Two children in South Carolina have been diagnosed with the coronavirus-related pediatric inflammatory syndrome, according to the state’s Department of Health and Environmental Control.
The children are both under the age of 10, DHEC said in a news release Sunday. One is located in the Midlands region in central South Carolina. The other is in the Pee Dee region in the northeastern part of the state.
Multisystem inflammatory syndrome in children, or MIS-C, is a potential complication seen in some children and teenagers following Covid-19 infections or exposure to those with Covid-19.
The US Centers for Disease Control and Prevention issued a health advisory to doctors across the country in May, warning them to be on the lookout for the syndrome.
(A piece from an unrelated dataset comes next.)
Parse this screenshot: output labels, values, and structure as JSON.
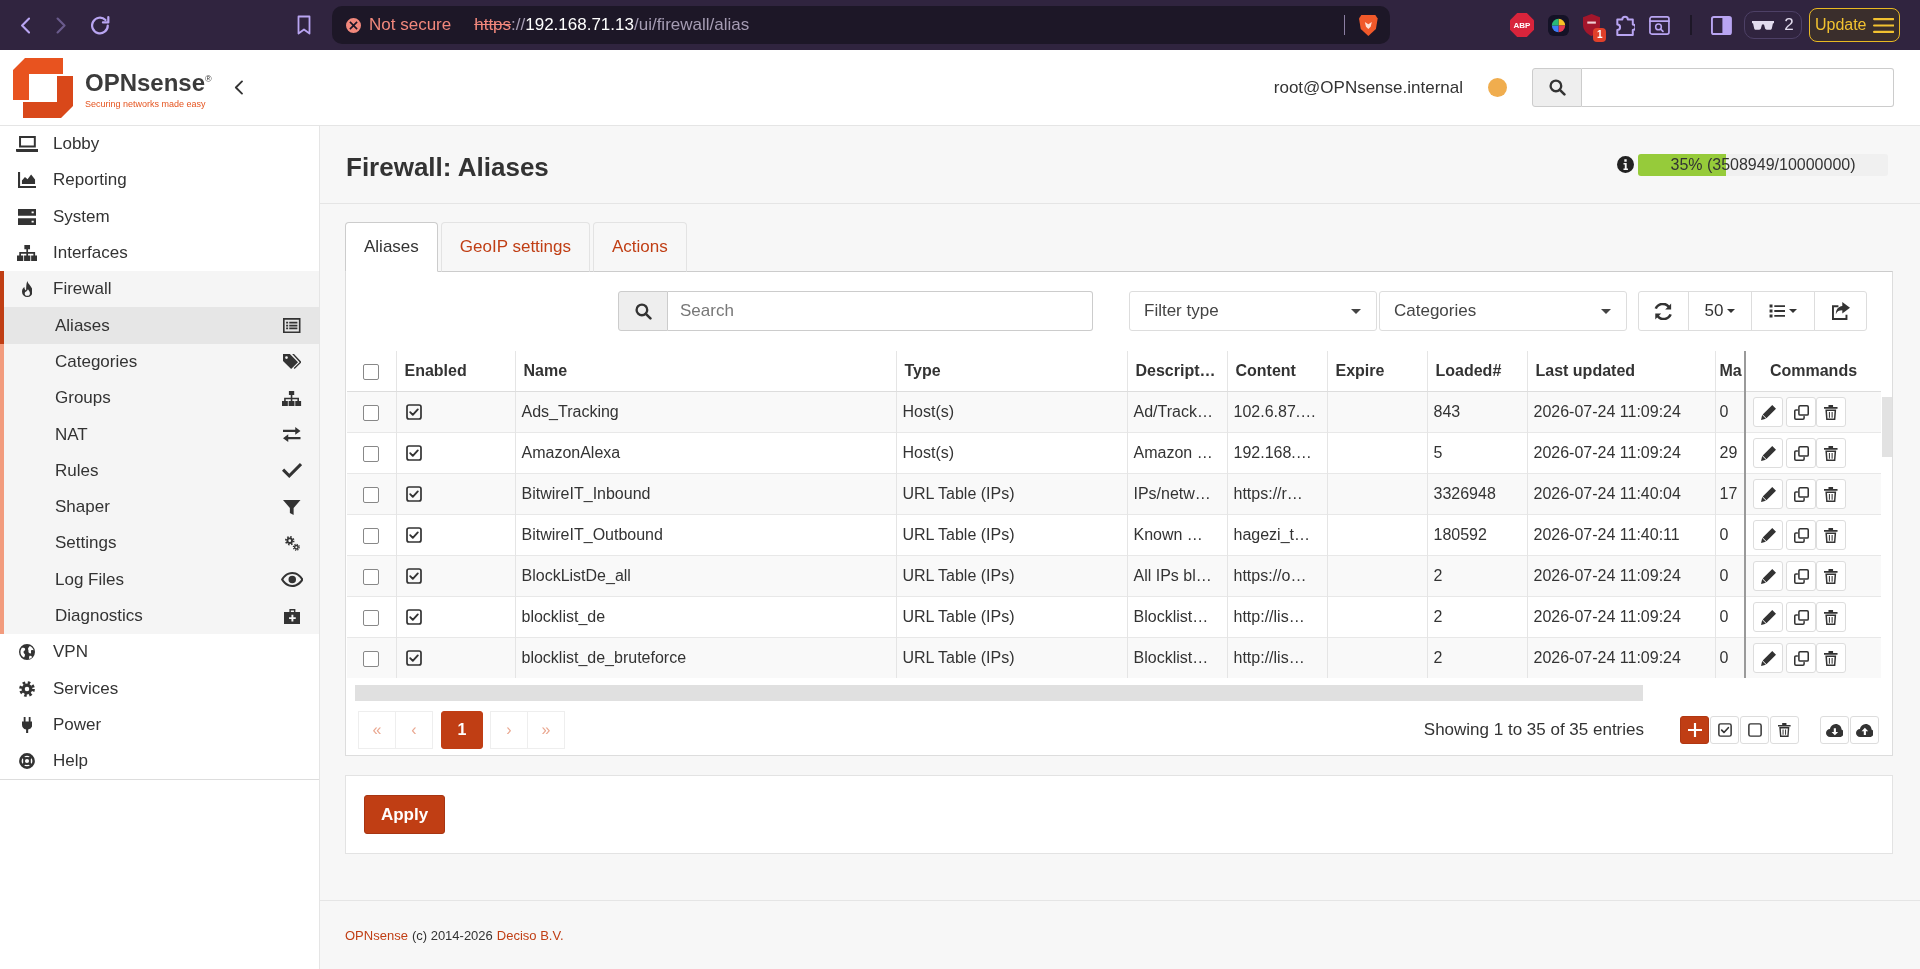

Symptoms include fever, stomach pain, vomiting, a rash and fatigue, according to the CDC.
“We continue to see more and more young people, especially those under 20, contracting and spreading COVID-19, and we know MIS-C is a threat to our youngest South Carolinians,” State Epidemiologist Dr. Linda Bell said in a news release. “MIS-C is a serious health complication linked to COVID-19 and is all the more reason why we must stop the spread of this virus.”
“Anyone and everyone is susceptible to COVID-19 as well as additional health risks associated with it, which is why all of us must stop the virus by wearing a mask and stay six feet away from others,” Ball said. “These simple actions are how we protect ourselves and others, including our children.”
Experts are still learning about MIS-C and trying to determine why some children experience it while others do not.
But two recent studies — both published last month in the New England Journal of Medicine — show MIS-C can cause serious symptoms and is potentially fatal. They showed that 80% of patients with MIS-C required treatment in intensive care.
In one report, CDC researchers analyzed 186 cases from 26 states between March 15 and May 20.
Patients were hospitalized for a median of seven days and 20% required ventilation to help them breathe. Four patients, or 2%, died. The median age of patients was 8 years old. Just 7% of patients were under a year old, most of the rest were between a year old and 14, and 16% were ages 15 to 20.
The second report, by the New York State Department of Health, examined 99 children with suspected or confirmed MIS-C who were hospitalized between March 1 and May 20. In that study, the median hospital stay was six days.